[Dataset records]
************

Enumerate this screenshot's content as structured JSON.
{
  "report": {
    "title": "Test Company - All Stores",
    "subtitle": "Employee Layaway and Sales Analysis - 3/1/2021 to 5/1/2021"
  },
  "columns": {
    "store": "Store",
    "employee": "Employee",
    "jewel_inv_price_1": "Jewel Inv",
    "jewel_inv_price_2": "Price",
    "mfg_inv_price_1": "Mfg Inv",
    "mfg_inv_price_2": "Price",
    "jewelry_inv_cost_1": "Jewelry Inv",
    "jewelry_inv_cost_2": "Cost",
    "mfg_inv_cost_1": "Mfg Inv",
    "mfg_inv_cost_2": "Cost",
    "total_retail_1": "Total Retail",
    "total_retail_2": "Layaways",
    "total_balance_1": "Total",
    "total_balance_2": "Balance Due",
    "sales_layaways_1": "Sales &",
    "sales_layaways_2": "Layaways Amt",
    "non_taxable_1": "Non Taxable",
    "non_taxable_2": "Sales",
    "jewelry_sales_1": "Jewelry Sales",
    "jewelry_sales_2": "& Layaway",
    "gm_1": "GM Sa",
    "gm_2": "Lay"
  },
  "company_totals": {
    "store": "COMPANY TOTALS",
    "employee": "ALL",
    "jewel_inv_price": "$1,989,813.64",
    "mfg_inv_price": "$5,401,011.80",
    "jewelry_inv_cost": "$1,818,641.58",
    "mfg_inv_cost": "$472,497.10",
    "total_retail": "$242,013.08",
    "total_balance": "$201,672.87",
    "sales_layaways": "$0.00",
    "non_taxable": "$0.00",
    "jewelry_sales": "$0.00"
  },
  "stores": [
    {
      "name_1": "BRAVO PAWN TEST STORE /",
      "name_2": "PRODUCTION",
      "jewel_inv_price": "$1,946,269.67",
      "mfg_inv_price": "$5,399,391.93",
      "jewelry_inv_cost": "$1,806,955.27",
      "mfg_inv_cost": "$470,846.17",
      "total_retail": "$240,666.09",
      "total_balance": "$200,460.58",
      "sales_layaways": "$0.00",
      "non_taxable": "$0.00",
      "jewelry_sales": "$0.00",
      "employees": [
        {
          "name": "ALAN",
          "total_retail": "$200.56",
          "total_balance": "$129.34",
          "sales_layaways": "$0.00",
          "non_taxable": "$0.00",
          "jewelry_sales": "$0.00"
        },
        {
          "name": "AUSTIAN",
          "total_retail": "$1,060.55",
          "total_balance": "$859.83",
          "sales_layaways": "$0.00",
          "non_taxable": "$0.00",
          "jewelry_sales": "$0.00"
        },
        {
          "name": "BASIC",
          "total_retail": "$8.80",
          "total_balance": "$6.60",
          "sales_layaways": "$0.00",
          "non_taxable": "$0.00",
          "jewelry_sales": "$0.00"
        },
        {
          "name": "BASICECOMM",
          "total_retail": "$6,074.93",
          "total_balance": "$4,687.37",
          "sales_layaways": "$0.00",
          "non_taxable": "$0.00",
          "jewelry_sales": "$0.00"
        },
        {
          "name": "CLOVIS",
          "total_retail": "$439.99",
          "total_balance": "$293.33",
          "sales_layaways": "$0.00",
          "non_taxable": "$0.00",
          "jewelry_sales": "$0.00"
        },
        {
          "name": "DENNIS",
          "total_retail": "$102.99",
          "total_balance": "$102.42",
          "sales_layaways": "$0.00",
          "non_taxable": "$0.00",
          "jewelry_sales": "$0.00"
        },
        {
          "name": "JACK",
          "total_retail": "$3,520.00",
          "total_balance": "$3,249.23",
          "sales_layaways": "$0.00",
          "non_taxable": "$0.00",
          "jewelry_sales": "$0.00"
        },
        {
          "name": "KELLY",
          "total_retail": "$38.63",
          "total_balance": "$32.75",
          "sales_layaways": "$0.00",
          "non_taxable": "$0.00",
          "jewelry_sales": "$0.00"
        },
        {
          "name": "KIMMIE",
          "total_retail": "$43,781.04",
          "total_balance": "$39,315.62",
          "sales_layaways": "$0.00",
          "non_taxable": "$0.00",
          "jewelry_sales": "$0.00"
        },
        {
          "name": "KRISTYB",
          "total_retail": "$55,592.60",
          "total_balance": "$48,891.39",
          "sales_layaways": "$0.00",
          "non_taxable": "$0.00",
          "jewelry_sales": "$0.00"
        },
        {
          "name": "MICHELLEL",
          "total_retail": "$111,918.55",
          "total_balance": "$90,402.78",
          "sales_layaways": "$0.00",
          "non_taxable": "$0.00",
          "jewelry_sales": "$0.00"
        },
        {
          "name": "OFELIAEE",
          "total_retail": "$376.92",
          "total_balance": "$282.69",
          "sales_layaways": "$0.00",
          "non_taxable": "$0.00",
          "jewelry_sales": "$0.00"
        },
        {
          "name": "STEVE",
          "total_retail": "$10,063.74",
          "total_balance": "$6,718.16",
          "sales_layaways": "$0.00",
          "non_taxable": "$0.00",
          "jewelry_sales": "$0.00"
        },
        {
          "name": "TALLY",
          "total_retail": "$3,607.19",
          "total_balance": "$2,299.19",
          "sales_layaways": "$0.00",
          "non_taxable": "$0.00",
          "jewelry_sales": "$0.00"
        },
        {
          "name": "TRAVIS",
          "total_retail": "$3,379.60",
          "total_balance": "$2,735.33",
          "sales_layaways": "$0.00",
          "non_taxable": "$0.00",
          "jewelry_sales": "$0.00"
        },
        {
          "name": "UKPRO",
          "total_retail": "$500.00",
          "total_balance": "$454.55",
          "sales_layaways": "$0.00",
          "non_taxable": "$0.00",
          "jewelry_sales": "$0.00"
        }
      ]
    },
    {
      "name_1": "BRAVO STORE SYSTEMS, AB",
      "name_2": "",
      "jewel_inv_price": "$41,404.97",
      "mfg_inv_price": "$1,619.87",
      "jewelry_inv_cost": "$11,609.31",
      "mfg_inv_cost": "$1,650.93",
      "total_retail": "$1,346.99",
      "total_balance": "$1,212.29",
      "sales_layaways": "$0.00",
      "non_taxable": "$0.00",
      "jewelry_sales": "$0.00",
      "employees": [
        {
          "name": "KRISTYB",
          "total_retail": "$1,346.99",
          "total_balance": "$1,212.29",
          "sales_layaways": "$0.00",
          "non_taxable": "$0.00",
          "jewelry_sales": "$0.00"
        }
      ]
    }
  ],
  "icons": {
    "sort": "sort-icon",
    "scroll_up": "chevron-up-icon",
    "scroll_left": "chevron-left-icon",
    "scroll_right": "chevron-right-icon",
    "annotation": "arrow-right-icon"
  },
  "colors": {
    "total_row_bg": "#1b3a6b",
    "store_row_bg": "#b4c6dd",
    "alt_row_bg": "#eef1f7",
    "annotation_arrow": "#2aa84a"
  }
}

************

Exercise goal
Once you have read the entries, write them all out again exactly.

Expected answer
Enumerate this screenshot's content as structured JSON.
{
  "report": {
    "title": "Test Company - All Stores",
    "subtitle": "Employee Layaway and Sales Analysis - 3/1/2021 to 5/1/2021"
  },
  "columns": {
    "store": "Store",
    "employee": "Employee",
    "jewel_inv_price_1": "Jewel Inv",
    "jewel_inv_price_2": "Price",
    "mfg_inv_price_1": "Mfg Inv",
    "mfg_inv_price_2": "Price",
    "jewelry_inv_cost_1": "Jewelry Inv",
    "jewelry_inv_cost_2": "Cost",
    "mfg_inv_cost_1": "Mfg Inv",
    "mfg_inv_cost_2": "Cost",
    "total_retail_1": "Total Retail",
    "total_retail_2": "Layaways",
    "total_balance_1": "Total",
    "total_balance_2": "Balance Due",
    "sales_layaways_1": "Sales &",
    "sales_layaways_2": "Layaways Amt",
    "non_taxable_1": "Non Taxable",
    "non_taxable_2": "Sales",
    "jewelry_sales_1": "Jewelry Sales",
    "jewelry_sales_2": "& Layaway",
    "gm_1": "GM Sa",
    "gm_2": "Lay"
  },
  "company_totals": {
    "store": "COMPANY TOTALS",
    "employee": "ALL",
    "jewel_inv_price": "$1,989,813.64",
    "mfg_inv_price": "$5,401,011.80",
    "jewelry_inv_cost": "$1,818,641.58",
    "mfg_inv_cost": "$472,497.10",
    "total_retail": "$242,013.08",
    "total_balance": "$201,672.87",
    "sales_layaways": "$0.00",
    "non_taxable": "$0.00",
    "jewelry_sales": "$0.00"
  },
  "stores": [
    {
      "name_1": "BRAVO PAWN TEST STORE /",
      "name_2": "PRODUCTION",
      "jewel_inv_price": "$1,946,269.67",
      "mfg_inv_price": "$5,399,391.93",
      "jewelry_inv_cost": "$1,806,955.27",
      "mfg_inv_cost": "$470,846.17",
      "total_retail": "$240,666.09",
      "total_balance": "$200,460.58",
      "sales_layaways": "$0.00",
      "non_taxable": "$0.00",
      "jewelry_sales": "$0.00",
      "employees": [
        {
          "name": "ALAN",
          "total_retail": "$200.56",
          "total_balance": "$129.34",
          "sales_layaways": "$0.00",
          "non_taxable": "$0.00",
          "jewelry_sales": "$0.00"
        },
        {
          "name": "AUSTIAN",
          "total_retail": "$1,060.55",
          "total_balance": "$859.83",
          "sales_layaways": "$0.00",
          "non_taxable": "$0.00",
          "jewelry_sales": "$0.00"
        },
        {
          "name": "BASIC",
          "total_retail": "$8.80",
          "total_balance": "$6.60",
          "sales_layaways": "$0.00",
          "non_taxable": "$0.00",
          "jewelry_sales": "$0.00"
        },
        {
          "name": "BASICECOMM",
          "total_retail": "$6,074.93",
          "total_balance": "$4,687.37",
          "sales_layaways": "$0.00",
          "non_taxable": "$0.00",
          "jewelry_sales": "$0.00"
        },
        {
          "name": "CLOVIS",
          "total_retail": "$439.99",
          "total_balance": "$293.33",
          "sales_layaways": "$0.00",
          "non_taxable": "$0.00",
          "jewelry_sales": "$0.00"
        },
        {
          "name": "DENNIS",
          "total_retail": "$102.99",
          "total_balance": "$102.42",
          "sales_layaways": "$0.00",
          "non_taxable": "$0.00",
          "jewelry_sales": "$0.00"
        },
        {
          "name": "JACK",
          "total_retail": "$3,520.00",
          "total_balance": "$3,249.23",
          "sales_layaways": "$0.00",
          "non_taxable": "$0.00",
          "jewelry_sales": "$0.00"
        },
        {
          "name": "KELLY",
          "total_retail": "$38.63",
          "total_balance": "$32.75",
          "sales_layaways": "$0.00",
          "non_taxable": "$0.00",
          "jewelry_sales": "$0.00"
        },
        {
          "name": "KIMMIE",
          "total_retail": "$43,781.04",
          "total_balance": "$39,315.62",
          "sales_layaways": "$0.00",
          "non_taxable": "$0.00",
          "jewelry_sales": "$0.00"
        },
        {
          "name": "KRISTYB",
          "total_retail": "$55,592.60",
          "total_balance": "$48,891.39",
          "sales_layaways": "$0.00",
          "non_taxable": "$0.00",
          "jewelry_sales": "$0.00"
        },
        {
          "name": "MICHELLEL",
          "total_retail": "$111,918.55",
          "total_balance": "$90,402.78",
          "sales_layaways": "$0.00",
          "non_taxable": "$0.00",
          "jewelry_sales": "$0.00"
        },
        {
          "name": "OFELIAEE",
          "total_retail": "$376.92",
          "total_balance": "$282.69",
          "sales_layaways": "$0.00",
          "non_taxable": "$0.00",
          "jewelry_sales": "$0.00"
        },
        {
          "name": "STEVE",
          "total_retail": "$10,063.74",
          "total_balance": "$6,718.16",
          "sales_layaways": "$0.00",
          "non_taxable": "$0.00",
          "jewelry_sales": "$0.00"
        },
        {
          "name": "TALLY",
          "total_retail": "$3,607.19",
          "total_balance": "$2,299.19",
          "sales_layaways": "$0.00",
          "non_taxable": "$0.00",
          "jewelry_sales": "$0.00"
        },
        {
          "name": "TRAVIS",
          "total_retail": "$3,379.60",
          "total_balance": "$2,735.33",
          "sales_layaways": "$0.00",
          "non_taxable": "$0.00",
          "jewelry_sales": "$0.00"
        },
        {
          "name": "UKPRO",
          "total_retail": "$500.00",
          "total_balance": "$454.55",
          "sales_layaways": "$0.00",
          "non_taxable": "$0.00",
          "jewelry_sales": "$0.00"
        }
      ]
    },
    {
      "name_1": "BRAVO STORE SYSTEMS, AB",
      "name_2": "",
      "jewel_inv_price": "$41,404.97",
      "mfg_inv_price": "$1,619.87",
      "jewelry_inv_cost": "$11,609.31",
      "mfg_inv_cost": "$1,650.93",
      "total_retail": "$1,346.99",
      "total_balance": "$1,212.29",
      "sales_layaways": "$0.00",
      "non_taxable": "$0.00",
      "jewelry_sales": "$0.00",
      "employees": [
        {
          "name": "KRISTYB",
          "total_retail": "$1,346.99",
          "total_balance": "$1,212.29",
          "sales_layaways": "$0.00",
          "non_taxable": "$0.00",
          "jewelry_sales": "$0.00"
        }
      ]
    }
  ],
  "icons": {
    "sort": "sort-icon",
    "scroll_up": "chevron-up-icon",
    "scroll_left": "chevron-left-icon",
    "scroll_right": "chevron-right-icon",
    "annotation": "arrow-right-icon"
  },
  "colors": {
    "total_row_bg": "#1b3a6b",
    "store_row_bg": "#b4c6dd",
    "alt_row_bg": "#eef1f7",
    "annotation_arrow": "#2aa84a"
  }
}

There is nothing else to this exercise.